M: I always find it a weird question if someone asks where your ideas come from, as if somehow they're separate from who you are. The only honest answer is, I think, from in my mind. Having seen Agravoy I know there is some dark shit inside your mind Jacob. I think a more interesting question is who and what influence a particular work or body of work. Are there particular influences at play in the animation you're working on for Wondrous Obsessions?
J: Yeah there is nothing worse than being asked ‘what was your inspiration’...I prefer looking at where the research started, or where it lead:
This project has a specific time and place that it occurred in so our research began there. Most of the source material we came across were etchings, so that dictated the style and look we wanted to work within. As for the dancing, we looked at choreographer Hofesh Schecter. If you haven’t come across his work then hunch yourself over a laptop watch a clip and immediately book a ticket to the next performance. The raw energy in his choreography and musical composition strips away the need for language and speaks to you straight through the gut. Pounding rhythms throw the dancers bodies into the most incredible animalistic shapes. We wanted to recreate those shapes, so we watched some clips, put some tunes on and Carla sketched me as I danced around our workshop.
Finally, with the cardboard theatre we just went with it and made a prototype. When I looked through it for the first time something about it felt like

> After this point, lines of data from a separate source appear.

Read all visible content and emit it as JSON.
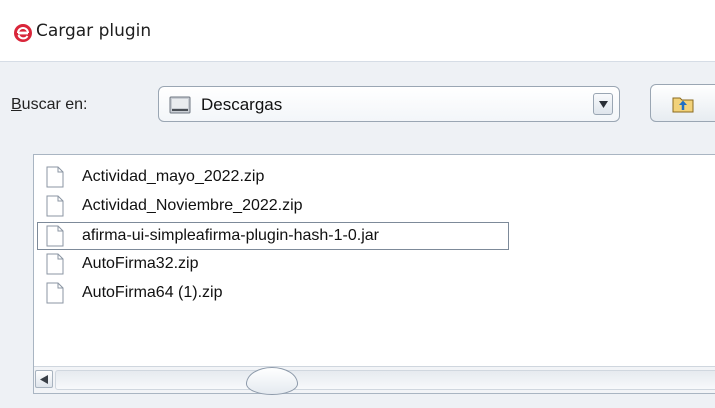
{
  "window": {
    "title": "Cargar plugin",
    "app_icon": "red-e-logo-icon"
  },
  "toolbar": {
    "look_in_label_mnemonic": "B",
    "look_in_label_rest": "uscar en:",
    "location": "Descargas",
    "location_icon": "drive-icon",
    "up_folder_icon": "up-folder-icon"
  },
  "files": [
    {
      "name": "Actividad_mayo_2022.zip"
    },
    {
      "name": "Actividad_Noviembre_2022.zip"
    },
    {
      "name": "afirma-ui-simpleafirma-plugin-hash-1-0.jar"
    },
    {
      "name": "AutoFirma32.zip"
    },
    {
      "name": "AutoFirma64 (1).zip"
    }
  ],
  "selected_file_index": 2,
  "colors": {
    "logo_red": "#d9263a",
    "dialog_bg": "#eef1f5"
  }
}
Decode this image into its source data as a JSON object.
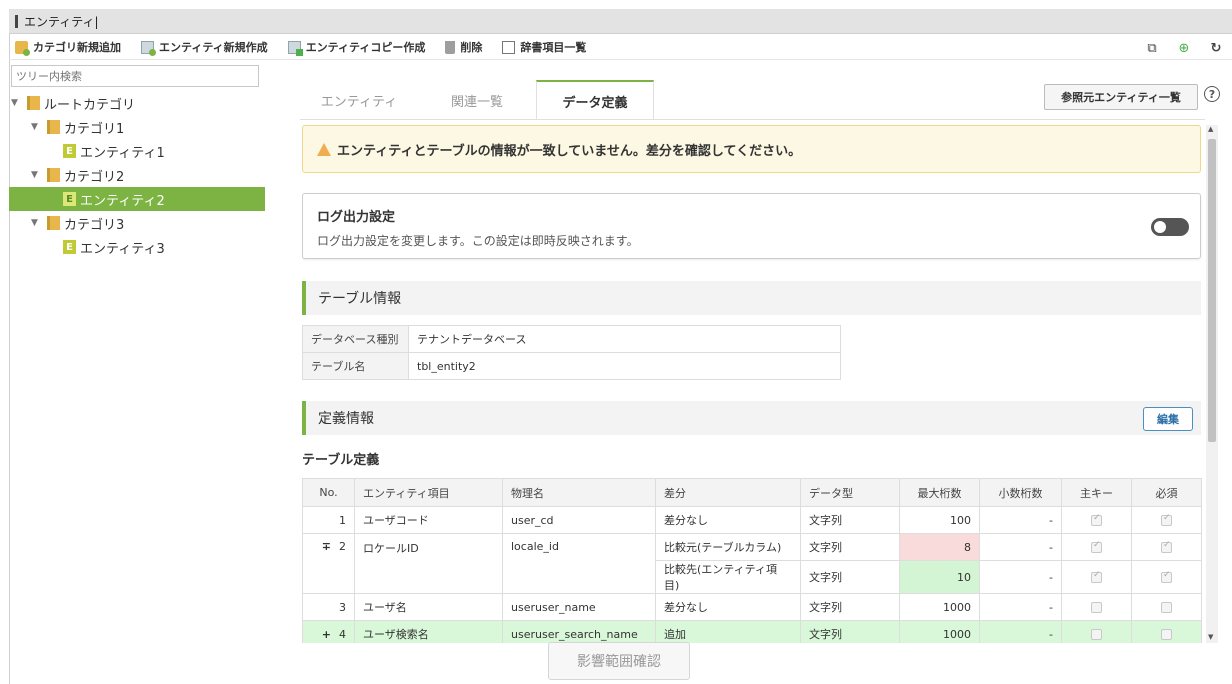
{
  "window": {
    "title": "エンティティ|"
  },
  "toolbar": {
    "add_category": "カテゴリ新規追加",
    "new_entity": "エンティティ新規作成",
    "copy_entity": "エンティティコピー作成",
    "delete": "削除",
    "dictionary": "辞書項目一覧"
  },
  "sidebar": {
    "search_placeholder": "ツリー内検索",
    "tree": [
      {
        "label": "ルートカテゴリ",
        "type": "folder",
        "depth": 0
      },
      {
        "label": "カテゴリ1",
        "type": "folder",
        "depth": 1
      },
      {
        "label": "エンティティ1",
        "type": "entity",
        "depth": 2
      },
      {
        "label": "カテゴリ2",
        "type": "folder",
        "depth": 1
      },
      {
        "label": "エンティティ2",
        "type": "entity",
        "depth": 2,
        "selected": true
      },
      {
        "label": "カテゴリ3",
        "type": "folder",
        "depth": 1
      },
      {
        "label": "エンティティ3",
        "type": "entity",
        "depth": 2
      }
    ]
  },
  "tabs": [
    {
      "label": "エンティティ"
    },
    {
      "label": "関連一覧"
    },
    {
      "label": "データ定義",
      "active": true
    }
  ],
  "ref_button": "参照元エンティティ一覧",
  "help": "?",
  "warning": "エンティティとテーブルの情報が一致していません。差分を確認してください。",
  "log": {
    "title": "ログ出力設定",
    "desc": "ログ出力設定を変更します。この設定は即時反映されます。",
    "enabled": false
  },
  "table_info": {
    "heading": "テーブル情報",
    "db_label": "データベース種別",
    "db_value": "テナントデータベース",
    "name_label": "テーブル名",
    "name_value": "tbl_entity2"
  },
  "definition": {
    "heading": "定義情報",
    "edit": "編集",
    "table_title": "テーブル定義",
    "headers": [
      "No.",
      "エンティティ項目",
      "物理名",
      "差分",
      "データ型",
      "最大桁数",
      "小数桁数",
      "主キー",
      "必須"
    ],
    "rows": [
      {
        "mark": "",
        "no": "1",
        "item": "ユーザコード",
        "phys": "user_cd",
        "diff": "差分なし",
        "type": "文字列",
        "max": "100",
        "dec": "-"
      },
      {
        "mark": "∓",
        "no": "2",
        "item": "ロケールID",
        "phys": "locale_id",
        "diff": "比較元(テーブルカラム)",
        "type": "文字列",
        "max": "8",
        "dec": "-"
      },
      {
        "diff": "比較先(エンティティ項目)",
        "type": "文字列",
        "max": "10",
        "dec": "-"
      },
      {
        "mark": "",
        "no": "3",
        "item": "ユーザ名",
        "phys": "useruser_name",
        "diff": "差分なし",
        "type": "文字列",
        "max": "1000",
        "dec": "-"
      },
      {
        "mark": "+",
        "no": "4",
        "item": "ユーザ検索名",
        "phys": "useruser_search_name",
        "diff": "追加",
        "type": "文字列",
        "max": "1000",
        "dec": "-"
      }
    ]
  },
  "footer_button": "影響範囲確認"
}
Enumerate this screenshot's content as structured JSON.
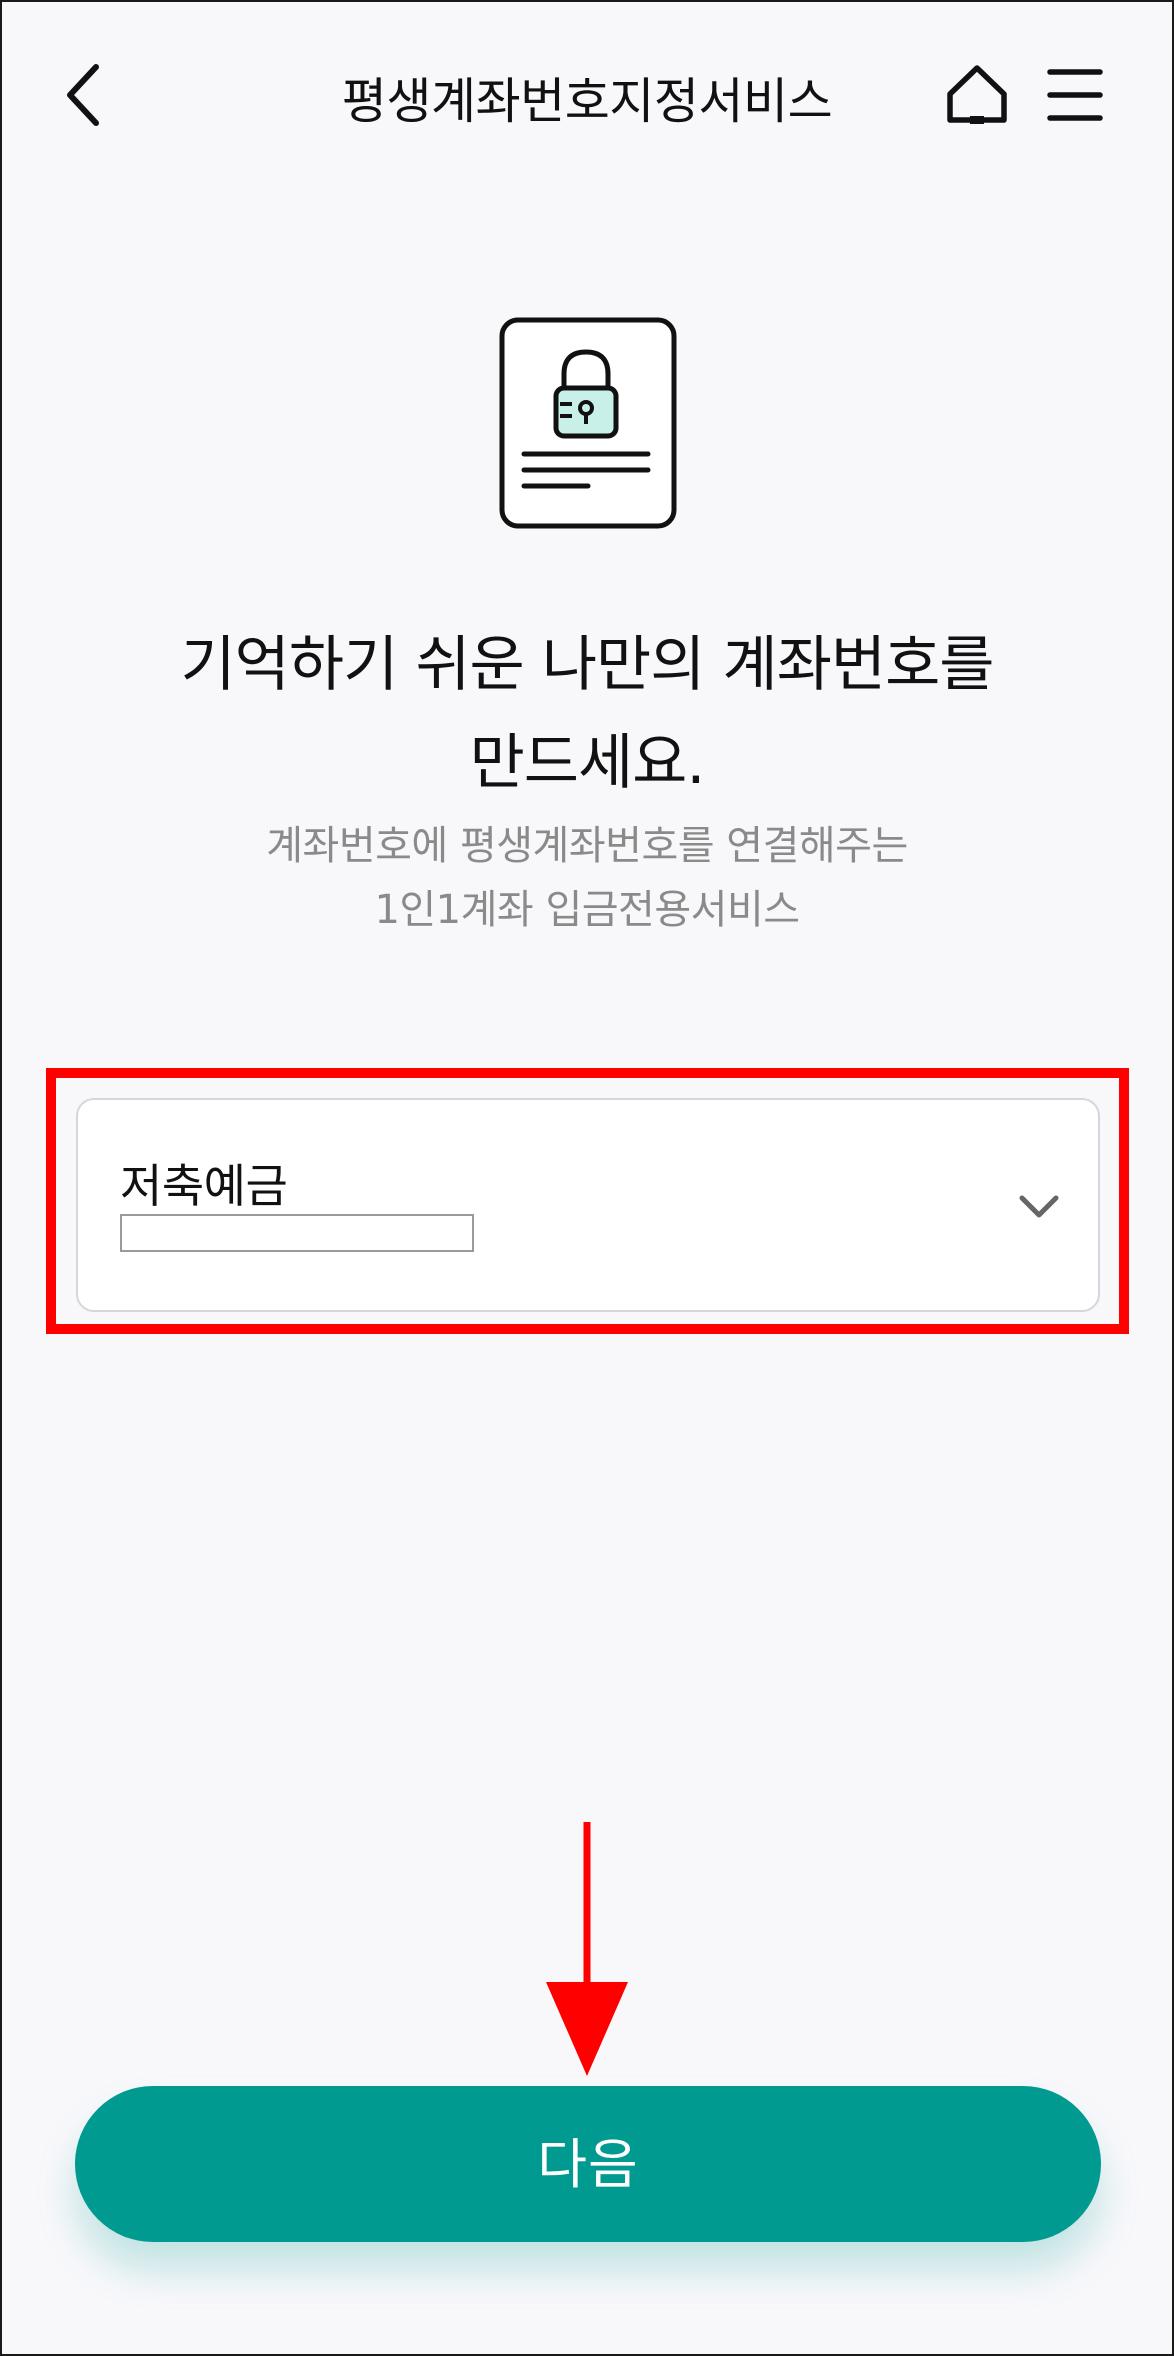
{
  "header": {
    "title": "평생계좌번호지정서비스",
    "back_icon": "chevron-left-icon",
    "home_icon": "home-icon",
    "menu_icon": "hamburger-menu-icon"
  },
  "illustration": {
    "icon": "locked-document-icon",
    "accent_color": "#c8f0e8"
  },
  "main": {
    "headline_line1": "기억하기 쉬운 나만의 계좌번호를",
    "headline_line2": "만드세요.",
    "subtext_line1": "계좌번호에 평생계좌번호를 연결해주는",
    "subtext_line2": "1인1계좌 입금전용서비스"
  },
  "account_select": {
    "account_type": "저축예금",
    "account_number": "",
    "dropdown_icon": "chevron-down-icon"
  },
  "footer": {
    "next_label": "다음"
  },
  "colors": {
    "primary": "#009a91",
    "highlight": "#ff0000",
    "background": "#f8f8fb"
  }
}
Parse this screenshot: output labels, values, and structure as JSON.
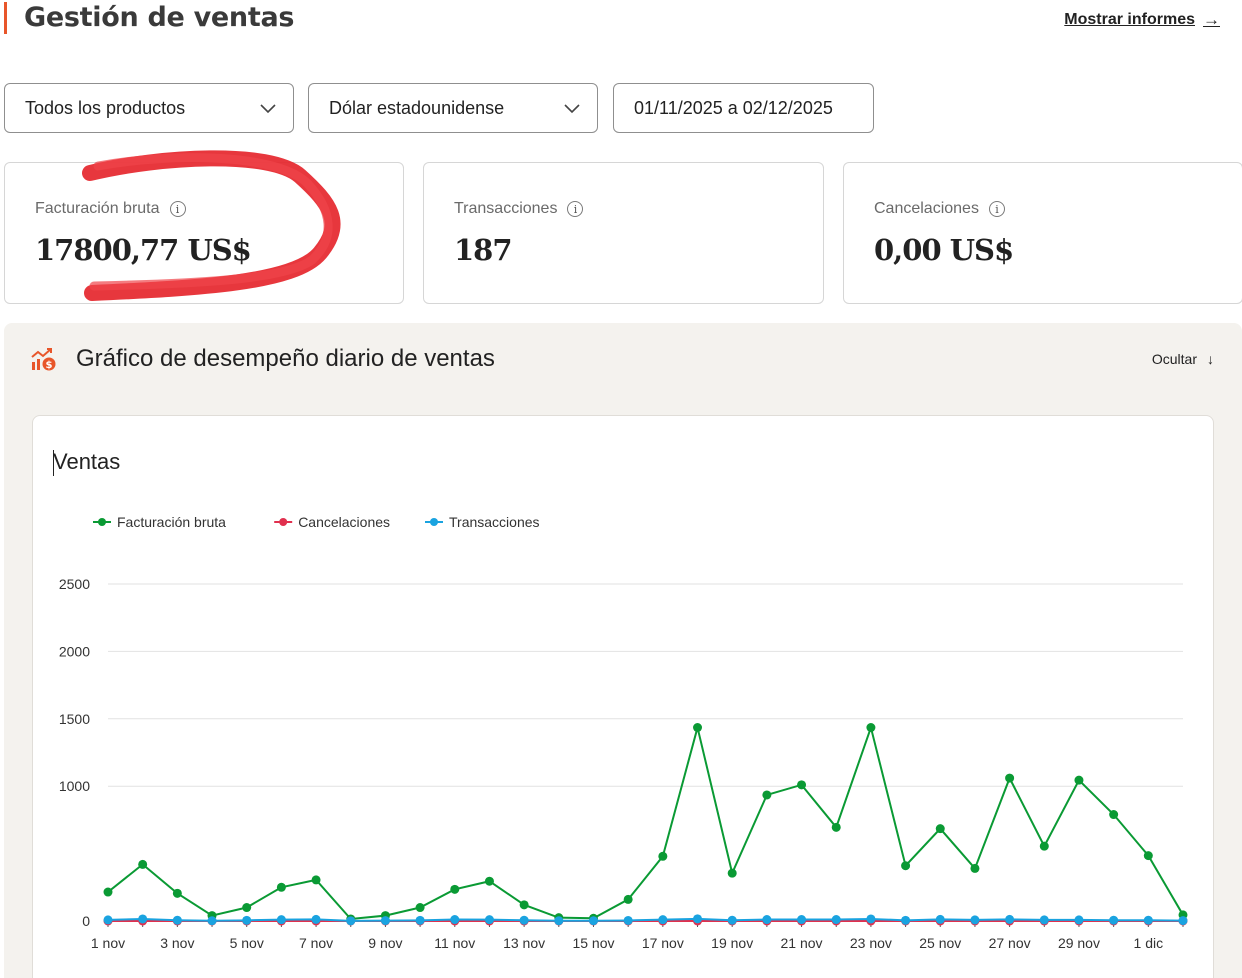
{
  "header": {
    "title": "Gestión de ventas",
    "reports_link": "Mostrar informes",
    "reports_arrow": "→"
  },
  "filters": {
    "products": "Todos los productos",
    "currency": "Dólar estadounidense",
    "date_range": "01/11/2025 a 02/12/2025"
  },
  "stats": {
    "revenue": {
      "label": "Facturación bruta",
      "value": "17800,77 US$"
    },
    "transactions": {
      "label": "Transacciones",
      "value": "187"
    },
    "cancellations": {
      "label": "Cancelaciones",
      "value": "0,00 US$"
    }
  },
  "performance": {
    "title": "Gráfico de desempeño diario de ventas",
    "hide_label": "Ocultar",
    "hide_arrow": "↓"
  },
  "chart_data": {
    "type": "line",
    "title": "Ventas",
    "legend_position": "top-left",
    "grid": true,
    "ylim": [
      0,
      2500
    ],
    "y_ticks": [
      "0",
      "1000",
      "1500",
      "2000",
      "2500"
    ],
    "x": [
      "1 nov",
      "2 nov",
      "3 nov",
      "4 nov",
      "5 nov",
      "6 nov",
      "7 nov",
      "8 nov",
      "9 nov",
      "10 nov",
      "11 nov",
      "12 nov",
      "13 nov",
      "14 nov",
      "15 nov",
      "16 nov",
      "17 nov",
      "18 nov",
      "19 nov",
      "20 nov",
      "21 nov",
      "22 nov",
      "23 nov",
      "24 nov",
      "25 nov",
      "26 nov",
      "27 nov",
      "28 nov",
      "29 nov",
      "30 nov",
      "1 dic",
      "2 dic"
    ],
    "x_tick_labels": [
      "1 nov",
      "3 nov",
      "5 nov",
      "7 nov",
      "9 nov",
      "11 nov",
      "13 nov",
      "15 nov",
      "17 nov",
      "19 nov",
      "21 nov",
      "23 nov",
      "25 nov",
      "27 nov",
      "29 nov",
      "1 dic"
    ],
    "series": [
      {
        "name": "Facturación bruta",
        "color": "#0a9a34",
        "values": [
          215,
          420,
          205,
          40,
          100,
          250,
          305,
          15,
          40,
          100,
          235,
          295,
          120,
          25,
          20,
          160,
          480,
          1435,
          355,
          935,
          1010,
          695,
          1435,
          410,
          685,
          390,
          1060,
          555,
          1045,
          790,
          485,
          45
        ]
      },
      {
        "name": "Cancelaciones",
        "color": "#e0304e",
        "values": [
          0,
          0,
          0,
          0,
          0,
          0,
          0,
          0,
          0,
          0,
          0,
          0,
          0,
          0,
          0,
          0,
          0,
          0,
          0,
          0,
          0,
          0,
          0,
          0,
          0,
          0,
          0,
          0,
          0,
          0,
          0,
          0
        ]
      },
      {
        "name": "Transacciones",
        "color": "#1aa3e0",
        "values": [
          8,
          15,
          6,
          2,
          5,
          10,
          12,
          1,
          3,
          5,
          11,
          10,
          6,
          2,
          2,
          4,
          10,
          16,
          6,
          11,
          11,
          11,
          15,
          5,
          12,
          8,
          12,
          8,
          8,
          6,
          6,
          3
        ]
      }
    ]
  }
}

a Wes Anderson segue, it wasn’t intentional but being a massive fan of his work would have guided my subconscious in someway.
C: I’m a huge huge fan of Hofesh - when we decided to create this animation around the mass hysteria of dance we instantly knew who to base the movement on. His choreography is an intense combination of hypnotic repetition and fierce barbaric movement. When you watch his performances it plays with all of your senses, which goes back to your previous question about challenging the way we perceive and experience art. He incorporates live music, dance and installation. Its wild.
Mark Osborne's stop motion animation More is absolutely sick and a must see. The original score was produced by New Order, which has encouraged us to produce original music for this animation. We were also introduced to the work of Robin Frohardt last year - she created a film made entirely of cardboard that masterfully reenacts the epic story ‘Fitscarraldo’ - scene by scene. Both Osbourne and Frohardt have inspired us to work with 3D objects in future.
M: I feel fortunate to have seen a little bit of the piece as it's developed and it's very exciting. I can't wait to see the finished work. Thank you.
Thank you very much Mike, Carla and Jacob!